Bass graduated with an honors A.B. from the University of Chicago in 1973 and earned his Ph.D. in the History of Consciousness from the University of California Santa Cruz in 1980.[1] He has received fellowships from the New York Foundation for the Arts, Blue Mountain Center, the Regents of the University of California, and the Ford Foundation. He has taught literature and history at Hamilton College and the University of California and is former director of the Hamilton in New York City Program on "Media in the Digital Age." In 2011 he taught a lecture class at Sciences Po Paris on "The Political Economy of the Media." Currently Bass is the Professor of English at University at Albany, State University of New York.

Bass has appeared on Good Morning America, CNN, NPR, BBC, and other venues to promote his books. He is the author of numerous articles for Wired, The New York Times, The New Yorker, Smithsonian, Discover, and other magazines.

Bass currently lives in New York and Paris with his wife and three children.

Publications[edit]

The 1985 publication of his book The Eudaemonic Pie is believed to have motivated the passage of a Nevada law banning the use of devices to gain an advantage at casino games.[2]

In his preface to Camping with the Prince, Bass states that he accompanied seven scientific expeditions into Africa from 1985 to 1987. This book focuses on African viewpoints to the African situation. It underlines the intricacy of Africa, more complex and more resilient than generally assumed by those looking at the continent from the outside. Among the African scientists presented to readers of this book are: Oyewale Tomori and Thomas Odhiambo. Thomas Bass also mentions in that preface that when he was a teenager he travelled along Africa's east coast, down the Congo and up West Africa.

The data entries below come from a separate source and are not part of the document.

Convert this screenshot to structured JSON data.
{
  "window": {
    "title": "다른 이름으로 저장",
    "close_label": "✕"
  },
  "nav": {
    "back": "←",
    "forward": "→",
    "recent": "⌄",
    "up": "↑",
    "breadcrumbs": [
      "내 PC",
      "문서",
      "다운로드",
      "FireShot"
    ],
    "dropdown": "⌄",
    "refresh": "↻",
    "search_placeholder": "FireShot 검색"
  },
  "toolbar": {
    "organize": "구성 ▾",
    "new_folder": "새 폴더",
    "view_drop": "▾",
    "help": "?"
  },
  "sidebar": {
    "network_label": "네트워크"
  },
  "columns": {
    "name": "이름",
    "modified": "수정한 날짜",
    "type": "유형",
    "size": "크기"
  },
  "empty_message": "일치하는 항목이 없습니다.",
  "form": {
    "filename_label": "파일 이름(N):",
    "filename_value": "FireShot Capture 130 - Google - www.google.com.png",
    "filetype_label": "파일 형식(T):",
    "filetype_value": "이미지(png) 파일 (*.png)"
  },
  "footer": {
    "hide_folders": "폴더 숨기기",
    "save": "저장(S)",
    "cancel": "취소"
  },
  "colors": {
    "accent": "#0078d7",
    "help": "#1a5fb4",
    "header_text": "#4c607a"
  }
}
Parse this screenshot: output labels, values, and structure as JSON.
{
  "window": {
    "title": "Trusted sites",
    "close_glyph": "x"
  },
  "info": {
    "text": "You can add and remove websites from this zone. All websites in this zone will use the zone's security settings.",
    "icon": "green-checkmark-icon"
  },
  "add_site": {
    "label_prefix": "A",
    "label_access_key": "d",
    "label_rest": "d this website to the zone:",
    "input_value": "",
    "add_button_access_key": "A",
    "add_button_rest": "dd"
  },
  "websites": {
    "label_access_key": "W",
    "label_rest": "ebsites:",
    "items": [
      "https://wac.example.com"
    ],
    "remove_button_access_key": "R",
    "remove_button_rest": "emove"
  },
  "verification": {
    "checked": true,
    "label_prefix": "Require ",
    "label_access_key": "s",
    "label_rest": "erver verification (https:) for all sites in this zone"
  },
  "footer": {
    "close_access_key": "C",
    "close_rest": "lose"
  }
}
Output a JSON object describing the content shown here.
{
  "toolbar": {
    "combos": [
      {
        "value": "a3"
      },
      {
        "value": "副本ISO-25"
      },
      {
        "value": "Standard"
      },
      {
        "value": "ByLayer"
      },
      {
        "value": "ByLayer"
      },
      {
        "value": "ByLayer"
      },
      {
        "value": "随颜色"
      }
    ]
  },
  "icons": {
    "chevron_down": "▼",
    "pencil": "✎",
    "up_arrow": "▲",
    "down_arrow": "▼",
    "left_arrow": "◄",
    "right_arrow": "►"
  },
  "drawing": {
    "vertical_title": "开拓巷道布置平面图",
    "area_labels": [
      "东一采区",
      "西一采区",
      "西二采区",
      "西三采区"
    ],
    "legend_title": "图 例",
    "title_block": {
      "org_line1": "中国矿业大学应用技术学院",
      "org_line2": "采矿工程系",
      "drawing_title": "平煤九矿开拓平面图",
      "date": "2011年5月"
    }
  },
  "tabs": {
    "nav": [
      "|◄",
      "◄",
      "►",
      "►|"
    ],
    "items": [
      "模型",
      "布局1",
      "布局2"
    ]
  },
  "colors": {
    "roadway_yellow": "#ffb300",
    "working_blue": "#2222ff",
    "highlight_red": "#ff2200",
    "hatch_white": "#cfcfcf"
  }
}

Bibliography[edit]

  • The Eudaemonic Pie (Houghton Mifflin, 1985; Vintage, 1986; Penguin 1991).
  • Camping with the Prince and Other Tales of Science in Africa (Houghton Mifflin, 1990; Penguin 1991; Moyer Bell, 1997)
  • Reinventing the Future (Addison-Wesley, 1994, 1995)
  • Vietnamerica: The War Comes Home (Soho, 1996, 1997)
  • The Predictors (Holt / Viking-Penguin, 1999)
  • The Spy Who Loved Us (Public Affairs, 2009)

Notes[edit]

  1. ^ International Who's Who of Authors and Writers 2004 (Psychology Press, 2003: ISBN 1-85743-179-0), p. 39.
  2. ^ Anderson, Ian : "Burning the Tables in Las Vegas", page 145. Huntington Press, 2003.

External links[edit]